Tomorrow is the Grand Départ of this year’s Tour de France cycle race – probably the world’s best known cycling event – and it’s taking place in Yorkshire. Although it’s a French race, with most of the stages taking place in France, the first stages are sometimes held in other countries. The local tourist board, Welcome to Yorkshire, put in a successful bid to host the first stage, beating other bids. The first two days, Saturday and Sunday, are in Yorkshire, and a third day will see riders bike from Cambridge into London.

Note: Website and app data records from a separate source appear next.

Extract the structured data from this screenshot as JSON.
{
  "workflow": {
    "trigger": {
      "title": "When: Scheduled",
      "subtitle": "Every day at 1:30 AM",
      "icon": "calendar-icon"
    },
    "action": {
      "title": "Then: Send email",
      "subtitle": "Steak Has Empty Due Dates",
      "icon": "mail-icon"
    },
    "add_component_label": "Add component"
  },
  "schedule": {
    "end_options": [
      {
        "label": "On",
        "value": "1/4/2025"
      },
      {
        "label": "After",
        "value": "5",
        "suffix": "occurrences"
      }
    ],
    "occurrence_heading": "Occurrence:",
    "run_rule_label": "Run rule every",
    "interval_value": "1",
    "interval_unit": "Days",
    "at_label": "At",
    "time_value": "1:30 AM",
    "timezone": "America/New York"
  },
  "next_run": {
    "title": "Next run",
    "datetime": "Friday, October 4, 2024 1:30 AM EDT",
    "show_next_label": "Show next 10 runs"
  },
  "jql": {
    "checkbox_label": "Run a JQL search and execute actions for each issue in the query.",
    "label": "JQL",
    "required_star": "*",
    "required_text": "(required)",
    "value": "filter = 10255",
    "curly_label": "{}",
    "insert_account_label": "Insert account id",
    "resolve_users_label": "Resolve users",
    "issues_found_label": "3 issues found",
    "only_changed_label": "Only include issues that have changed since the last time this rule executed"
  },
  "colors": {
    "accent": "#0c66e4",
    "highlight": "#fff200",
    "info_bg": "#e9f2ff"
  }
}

The Grand Départ – the start of the first stage of the race – is in central Leeds on Saturday. Initially heading to Harewood House and Otley, the riders will then cycle up the Wharfe Valley up to Skipton, then through Grassington and across the Yorkshire Dales National Park to Hawes (home of Wensleydale Cheese), around to Leyburn, on to Masham (home of the Black Sheep and Theakstons breweries), around the Ripon bypass, and ending up on The Stray in Harrogate. The teams will move overnight to York.

On day two, they will start from the Knavesmire, home of York Racecourse, and head back through the centre of Harrogate before passing through the amusingly named village of Blubberhouses. They will drop down into the Aire Valley to pass through Addingham and Silsden, and onwards to Keighley, before following the Worth Valley to Haworth, home of the Brontë sisters. They will then climb up onto Oxenhope Moor, drop down into the Calder Valley at Hebden Bridge, and then ride up again along Cragg Vale. A sharp left turn will bring them down into the Ryburn Valley at Ripponden, just down the road from where I live in Sowerby Bridge, before again going back up on the moors to cross over to Elland. They will pass under the M62 and go through Huddersfield, and onwards to Holmfirth, where Last of the Summer Wine is set, and then to Woodhead Reservoir on the Yorkshire-Greater Manchester border. Entering South Yorkshire, the riders will then make their way to the end of the stage in Sheffield, near the Don Valley Stadium.

Unlike when London hosted the Olympics in 2012, there hasn’t been much controversy about hosting the Tour de France. This is probably because hosting the Tour de France will cost a few tens of millions, rather than billions of pounds, and the expected economic gain from increased tourism during and after the event is likely to be four times more than the cost. The main controversial issue has been the necessary road closures, but at least these are just for two days and not for several years.

And the event has enjoyed great community support. Most of the shops on the high street in Sowerby Bridge (which isn’t actually on the route) have yellow bikes in their displays, and this is a trend repeated across the county, especially in towns on the route. Various arrangements have been made to transport spectators where the roads are shut, including a 50% increase in train capacity, and high numbers of visitors are expected.

Normally I’m not interested in sport but I’m looking forward to the Tour de France this year, if only to see the places I recognise on TV. Yorkshire is home to some wonderful countryside and it’ll be great to see it broadcasted to the world. Of course, it being Yorkshire, it’ll probably rain this weekend, but I’ll keep my fingers crossed for nice weather.